Work instruction
A verbatim copy of the listing is needed; pictures are to be left out.
______________________________
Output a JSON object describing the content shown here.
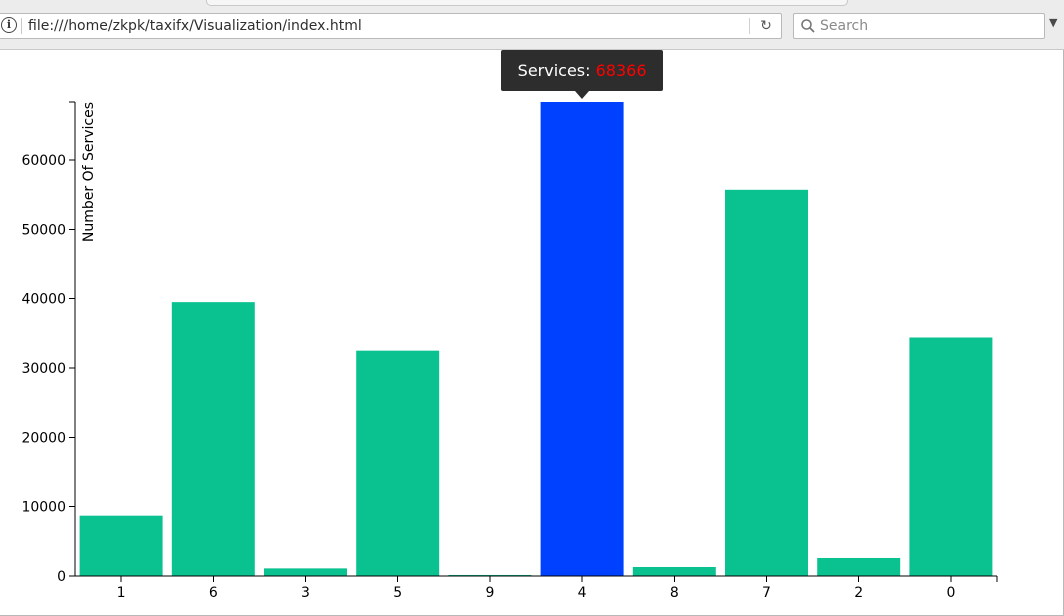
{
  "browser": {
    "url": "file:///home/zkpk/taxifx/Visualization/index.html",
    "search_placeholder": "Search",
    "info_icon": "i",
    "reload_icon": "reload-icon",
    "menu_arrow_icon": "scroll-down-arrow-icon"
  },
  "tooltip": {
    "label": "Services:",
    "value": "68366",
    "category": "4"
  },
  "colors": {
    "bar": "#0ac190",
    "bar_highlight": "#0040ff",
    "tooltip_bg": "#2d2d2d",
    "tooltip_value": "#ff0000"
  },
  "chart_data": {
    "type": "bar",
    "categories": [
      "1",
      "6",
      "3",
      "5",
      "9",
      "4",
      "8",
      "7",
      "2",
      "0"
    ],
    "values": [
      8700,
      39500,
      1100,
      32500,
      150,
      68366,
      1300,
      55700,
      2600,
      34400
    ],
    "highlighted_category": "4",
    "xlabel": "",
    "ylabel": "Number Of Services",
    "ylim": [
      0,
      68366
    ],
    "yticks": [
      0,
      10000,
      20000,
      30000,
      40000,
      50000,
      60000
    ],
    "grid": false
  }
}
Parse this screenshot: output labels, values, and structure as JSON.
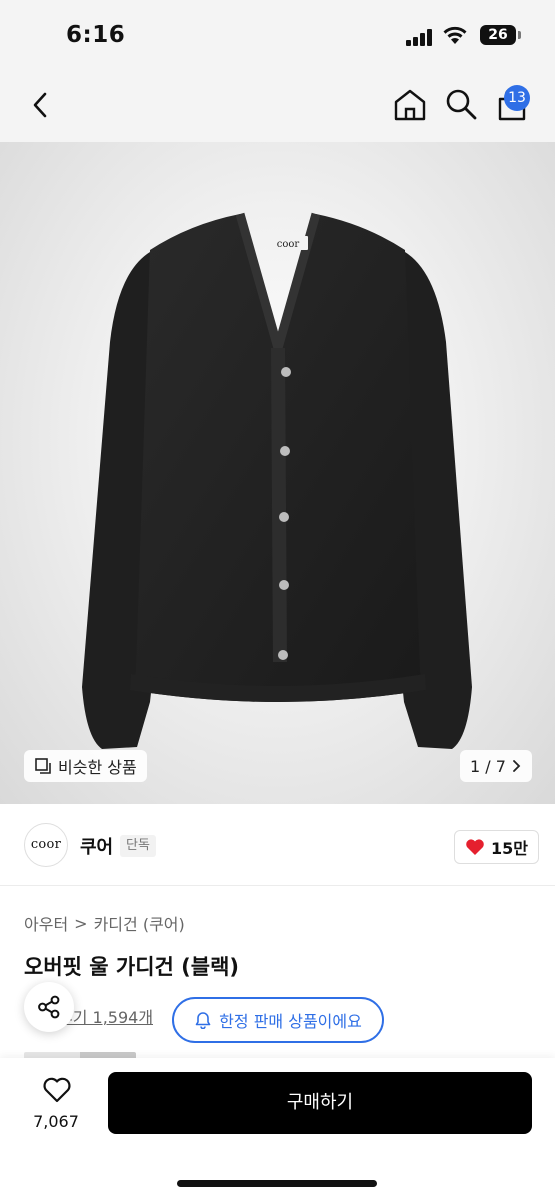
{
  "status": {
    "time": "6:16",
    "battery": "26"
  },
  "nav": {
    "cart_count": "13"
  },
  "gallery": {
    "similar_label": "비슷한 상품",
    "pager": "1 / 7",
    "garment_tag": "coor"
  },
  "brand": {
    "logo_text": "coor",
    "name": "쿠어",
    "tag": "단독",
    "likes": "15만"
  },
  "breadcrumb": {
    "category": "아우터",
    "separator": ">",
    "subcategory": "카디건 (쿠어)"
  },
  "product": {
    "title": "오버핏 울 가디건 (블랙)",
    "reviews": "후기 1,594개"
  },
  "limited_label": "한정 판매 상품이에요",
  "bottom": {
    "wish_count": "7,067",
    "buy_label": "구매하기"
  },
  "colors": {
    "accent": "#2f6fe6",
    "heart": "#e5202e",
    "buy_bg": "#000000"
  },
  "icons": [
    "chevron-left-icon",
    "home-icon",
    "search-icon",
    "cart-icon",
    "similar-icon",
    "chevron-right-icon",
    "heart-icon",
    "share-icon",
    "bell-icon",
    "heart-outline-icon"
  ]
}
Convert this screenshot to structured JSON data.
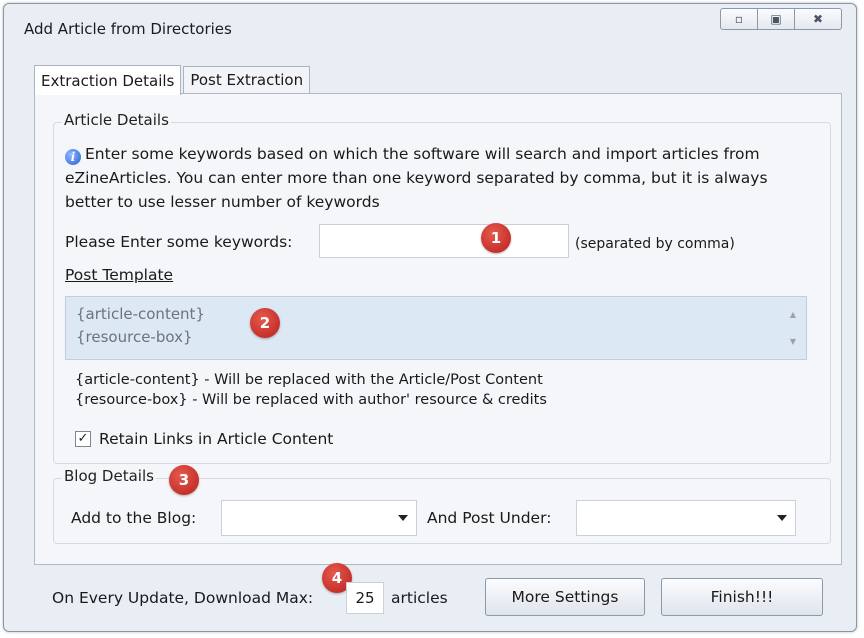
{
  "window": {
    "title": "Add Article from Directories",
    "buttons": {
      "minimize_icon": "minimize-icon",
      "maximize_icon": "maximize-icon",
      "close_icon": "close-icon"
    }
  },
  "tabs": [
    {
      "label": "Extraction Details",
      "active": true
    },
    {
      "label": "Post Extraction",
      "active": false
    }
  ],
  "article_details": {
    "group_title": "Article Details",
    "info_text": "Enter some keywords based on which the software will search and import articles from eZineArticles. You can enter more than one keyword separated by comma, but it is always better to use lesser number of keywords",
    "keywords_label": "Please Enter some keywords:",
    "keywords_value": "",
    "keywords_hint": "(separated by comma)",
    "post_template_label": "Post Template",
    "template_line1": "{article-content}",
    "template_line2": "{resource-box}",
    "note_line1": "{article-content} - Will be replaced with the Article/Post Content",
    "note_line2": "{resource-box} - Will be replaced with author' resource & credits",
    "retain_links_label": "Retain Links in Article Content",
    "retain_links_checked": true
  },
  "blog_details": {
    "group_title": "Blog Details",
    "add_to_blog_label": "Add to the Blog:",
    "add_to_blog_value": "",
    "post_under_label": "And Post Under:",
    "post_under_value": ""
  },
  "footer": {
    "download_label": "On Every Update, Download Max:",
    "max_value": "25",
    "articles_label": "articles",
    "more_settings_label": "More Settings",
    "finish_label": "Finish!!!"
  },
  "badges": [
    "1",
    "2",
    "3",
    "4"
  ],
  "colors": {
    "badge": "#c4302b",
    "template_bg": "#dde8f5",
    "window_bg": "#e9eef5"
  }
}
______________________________
Task output
Output a JSON object describing the content shown here.
{
  "browser": {
    "url": "file:///home/zkpk/taxifx/Visualization/index.html",
    "search_placeholder": "Search",
    "info_icon": "i",
    "reload_icon": "reload-icon",
    "menu_arrow_icon": "scroll-down-arrow-icon"
  },
  "tooltip": {
    "label": "Services:",
    "value": "68366",
    "category": "4"
  },
  "colors": {
    "bar": "#0ac190",
    "bar_highlight": "#0040ff",
    "tooltip_bg": "#2d2d2d",
    "tooltip_value": "#ff0000"
  },
  "chart_data": {
    "type": "bar",
    "categories": [
      "1",
      "6",
      "3",
      "5",
      "9",
      "4",
      "8",
      "7",
      "2",
      "0"
    ],
    "values": [
      8700,
      39500,
      1100,
      32500,
      150,
      68366,
      1300,
      55700,
      2600,
      34400
    ],
    "highlighted_category": "4",
    "xlabel": "",
    "ylabel": "Number Of Services",
    "ylim": [
      0,
      68366
    ],
    "yticks": [
      0,
      10000,
      20000,
      30000,
      40000,
      50000,
      60000
    ],
    "grid": false
  }
}
Parse this screenshot: output labels, values, and structure as JSON.
{
  "status": {
    "time": "6:16",
    "battery": "26"
  },
  "nav": {
    "cart_count": "13"
  },
  "gallery": {
    "similar_label": "비슷한 상품",
    "pager": "1 / 7",
    "garment_tag": "coor"
  },
  "brand": {
    "logo_text": "coor",
    "name": "쿠어",
    "tag": "단독",
    "likes": "15만"
  },
  "breadcrumb": {
    "category": "아우터",
    "separator": ">",
    "subcategory": "카디건 (쿠어)"
  },
  "product": {
    "title": "오버핏 울 가디건 (블랙)",
    "reviews": "후기 1,594개"
  },
  "limited_label": "한정 판매 상품이에요",
  "bottom": {
    "wish_count": "7,067",
    "buy_label": "구매하기"
  },
  "colors": {
    "accent": "#2f6fe6",
    "heart": "#e5202e",
    "buy_bg": "#000000"
  },
  "icons": [
    "chevron-left-icon",
    "home-icon",
    "search-icon",
    "cart-icon",
    "similar-icon",
    "chevron-right-icon",
    "heart-icon",
    "share-icon",
    "bell-icon",
    "heart-outline-icon"
  ]
}
Convert this screenshot to structured JSON data.
{
  "window": {
    "title": "Add Article from Directories",
    "buttons": {
      "minimize_icon": "minimize-icon",
      "maximize_icon": "maximize-icon",
      "close_icon": "close-icon"
    }
  },
  "tabs": [
    {
      "label": "Extraction Details",
      "active": true
    },
    {
      "label": "Post Extraction",
      "active": false
    }
  ],
  "article_details": {
    "group_title": "Article Details",
    "info_text": "Enter some keywords based on which the software will search and import articles from eZineArticles. You can enter more than one keyword separated by comma, but it is always better to use lesser number of keywords",
    "keywords_label": "Please Enter some keywords:",
    "keywords_value": "",
    "keywords_hint": "(separated by comma)",
    "post_template_label": "Post Template",
    "template_line1": "{article-content}",
    "template_line2": "{resource-box}",
    "note_line1": "{article-content} - Will be replaced with the Article/Post Content",
    "note_line2": "{resource-box} - Will be replaced with author' resource & credits",
    "retain_links_label": "Retain Links in Article Content",
    "retain_links_checked": true
  },
  "blog_details": {
    "group_title": "Blog Details",
    "add_to_blog_label": "Add to the Blog:",
    "add_to_blog_value": "",
    "post_under_label": "And Post Under:",
    "post_under_value": ""
  },
  "footer": {
    "download_label": "On Every Update, Download Max:",
    "max_value": "25",
    "articles_label": "articles",
    "more_settings_label": "More Settings",
    "finish_label": "Finish!!!"
  },
  "badges": [
    "1",
    "2",
    "3",
    "4"
  ],
  "colors": {
    "badge": "#c4302b",
    "template_bg": "#dde8f5",
    "window_bg": "#e9eef5"
  }
}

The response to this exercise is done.